What is sponsorship?
Sponsorship is no longer slapping a logo on a banner.
There is the issue of whether a sponsorship is of any business value. It’s nice to be recognised by one’s
peers but won’t necessarily generate any income. Is it a genuine investment or just an expression of
vanity? Perhaps it would be better to consider sponsoring a more community-related activity instead
with an audience of potential customers. Sponsorships that really work usually involve some sort of
personal interaction between the two parties rather than just a commercial association.
Sponsorship is often a grey area for many marketers. Those who’ve focused on traditional marketing
channels may be reluctant to delve into sponsorship activities or unsure how to find opportunities
that fit. The sponsorship must support the core values of the brand/organisation, provide return on
investment and be an integral component to the marketing program.
How can sponsorship help?
There are a number benefits that the right sponsorship can have on a brand:
It can create brand awareness with a new audience
Can build brand loyalty
Support brand positioning through third party association

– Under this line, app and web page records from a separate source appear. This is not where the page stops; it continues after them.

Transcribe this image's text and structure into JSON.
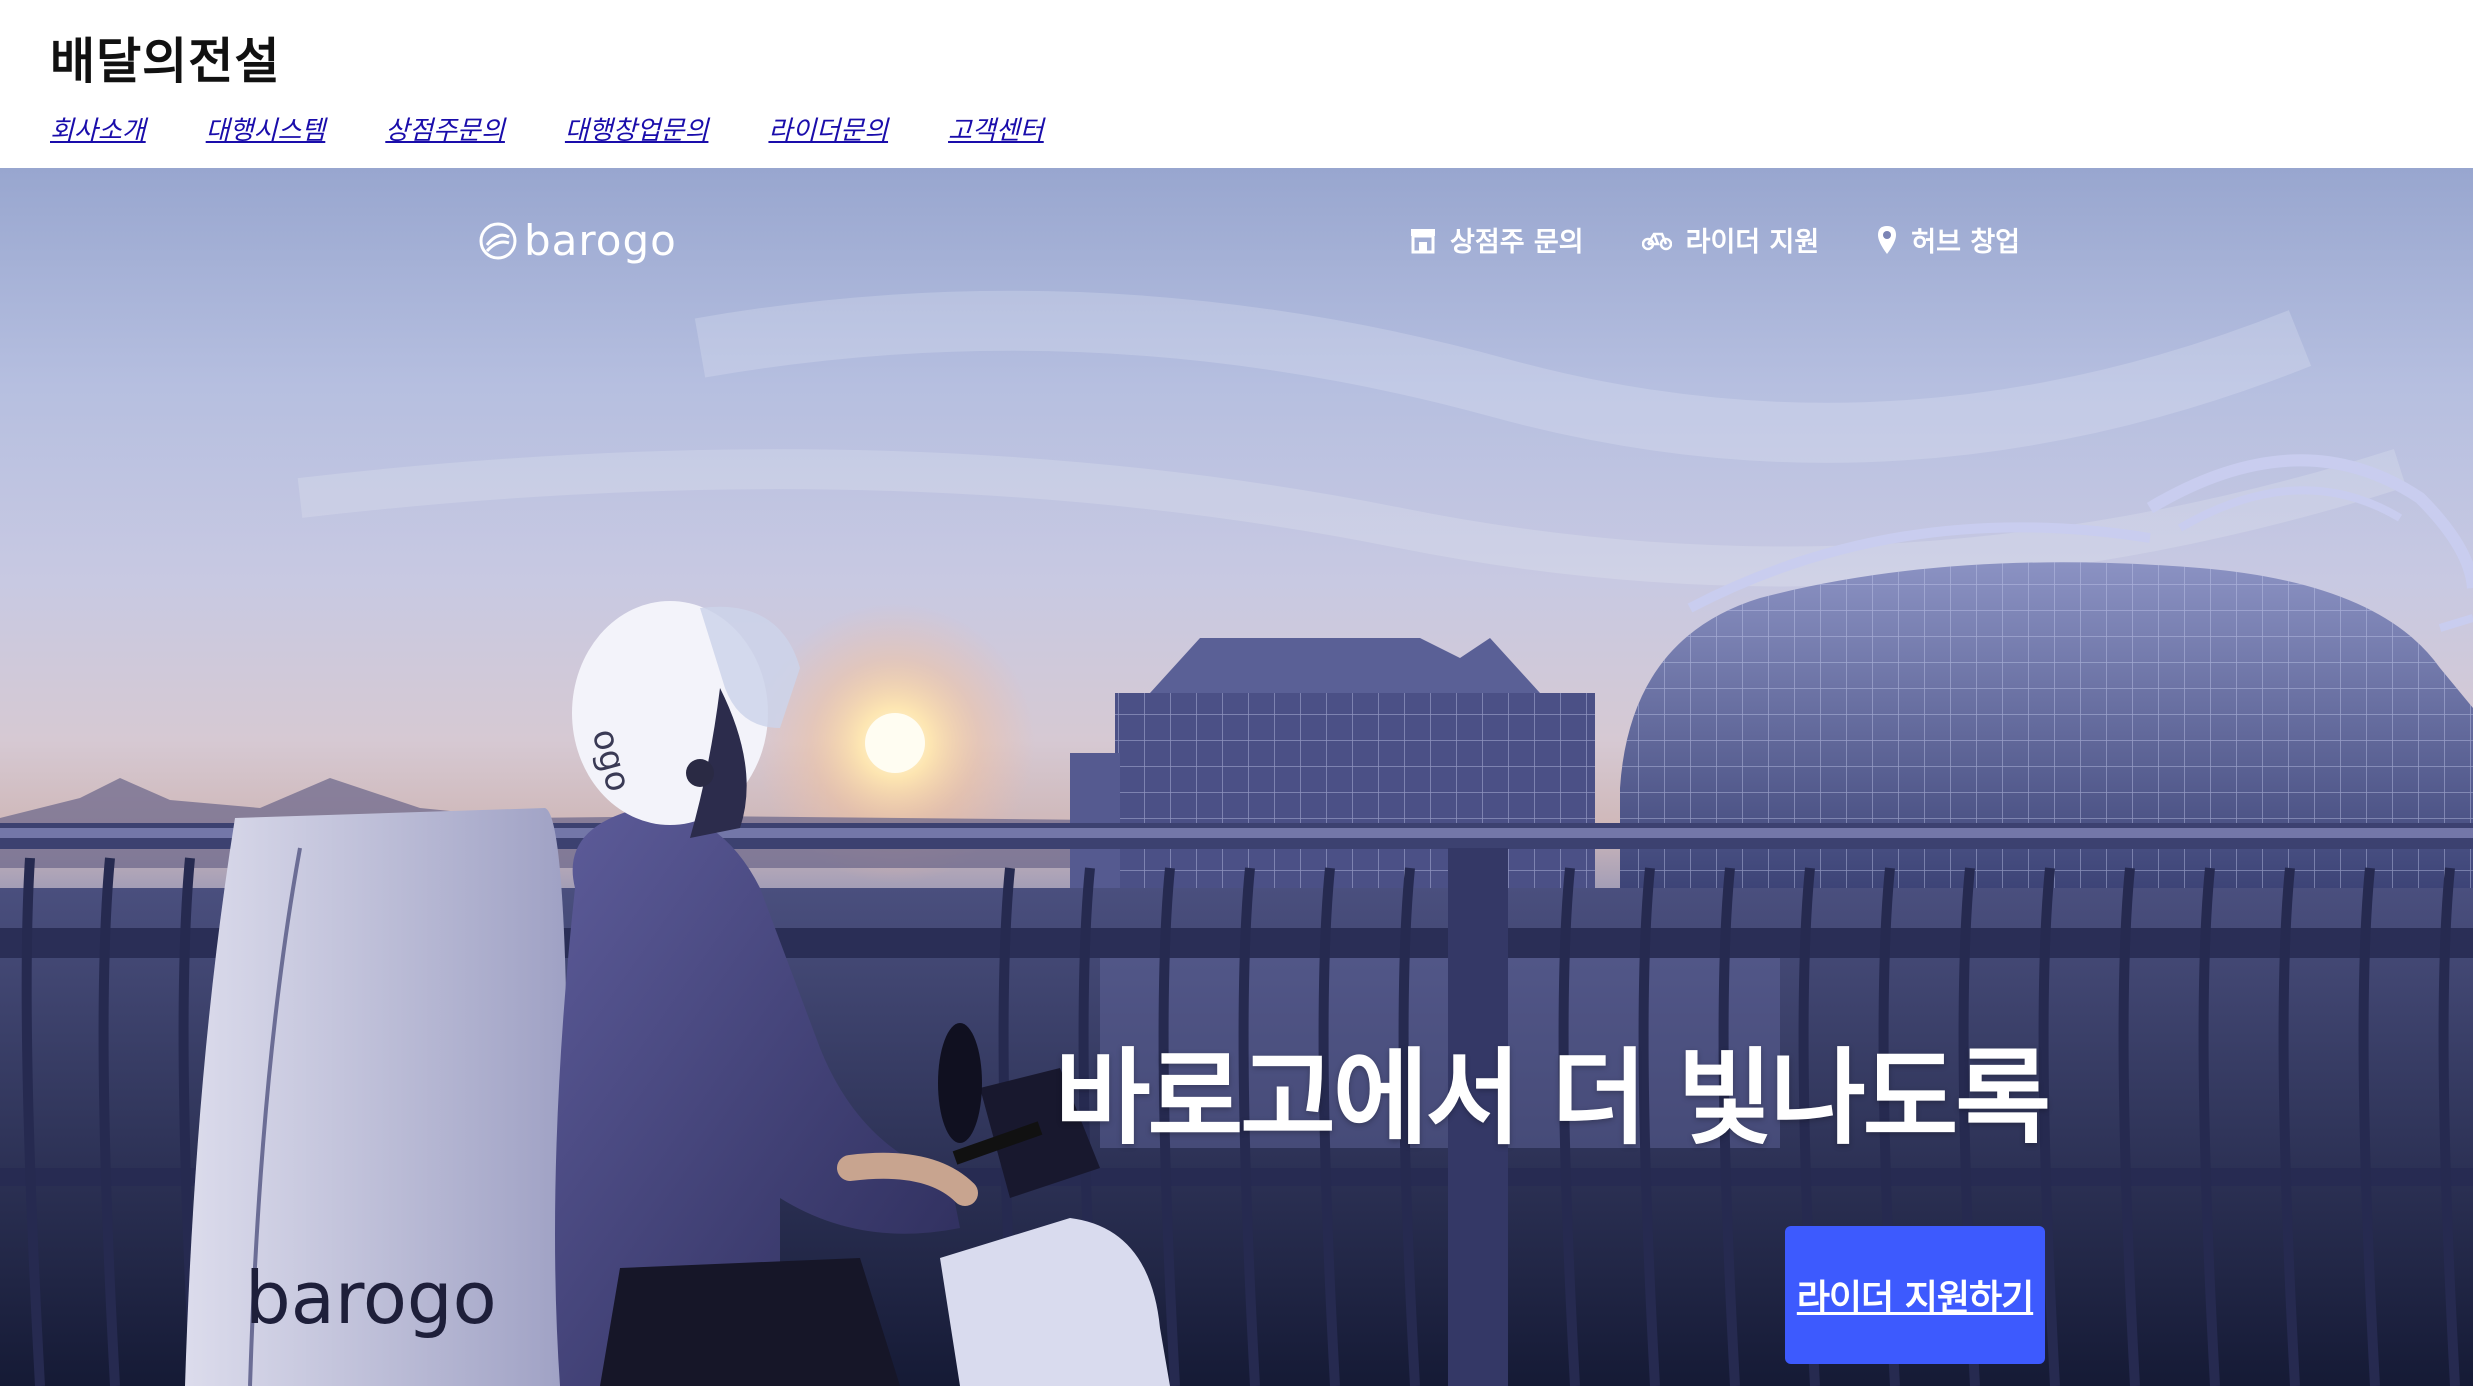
{
  "site": {
    "title": "배달의전설",
    "nav": [
      "회사소개",
      "대행시스템",
      "상점주문의",
      "대행창업문의",
      "라이더문의",
      "고객센터"
    ]
  },
  "hero": {
    "logo_text": "barogo",
    "nav": {
      "store_label": "상점주 문의",
      "rider_label": "라이더 지원",
      "hub_label": "허브 창업"
    },
    "headline": "바로고에서 더 빛나도록",
    "cta_label": "라이더 지원하기",
    "box_brand": "barogo",
    "helmet_brand": "ogo"
  },
  "colors": {
    "cta": "#3d5afe",
    "link": "#1a0dab"
  }
}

Provide a vehicle for building trade and consumer relationships.
What to consider
Sponsorship is a two-way process and both sides have to come out ahead. Before entering a
sponsorship arrangement, the following requirements need to be considered:
- Current environment – Are your competitors sponsoring in your chosen space and do they seem to be successful?
- Objectives – Are you aiming to raise awareness of your brand, build an image or promote a product?
- Marketing promotional mix – Is the sponsorship relevant to your product or clients and does it fit in with your other activities?
Tactics – What is your budget, timing and what will you sponsor?
Target audience – Who are they?
Resources – Do you have the people and funds needed to support the sponsorship and achieve full value?
Some key questions that need to be asked include:
Why are we interested in a sponsorship?
What can a sponsorship do for us?
What do we want to get out of it?
Who are we trying to reach?
What is our budget?
Evaluating the opportunity
Brand image and positioning
Brand objectives and strategies
Internal considerations and restraints
Efficiency in execution
Cost vs Exposure
Target audience reach and frequency
Contractual Agreements and constraints
Dominant share of voice and exposure, especially in multi-sponsored events
Reliability of producers
Legal liability risks
Special interest group backlash risks
Our control of the participation
Opportunities to market/ merchandise the event before, during and after
Important points to remember
Actively seek the sponsorship that will best fit your brand and objectives rather than simply
sifting through the sponsorship opportunities presented to you
Look at how the sponsorship can integrate into the rest of your marketing program
Communication is key- communicate the sponsorship to both internal staff and external
customers as this reinforces your key messages and generates support and interest in the
sponsorship with your target audience
Effective use of sponsorship marketing requires careful consideration of qualitative and quantitative
information. While pure exposure may be one of the benefits you’re looking for, the evaluation of your
options should not be based solely on the numbers of impressions your brand will receive. The focus
should instead be on the quality of those impressions.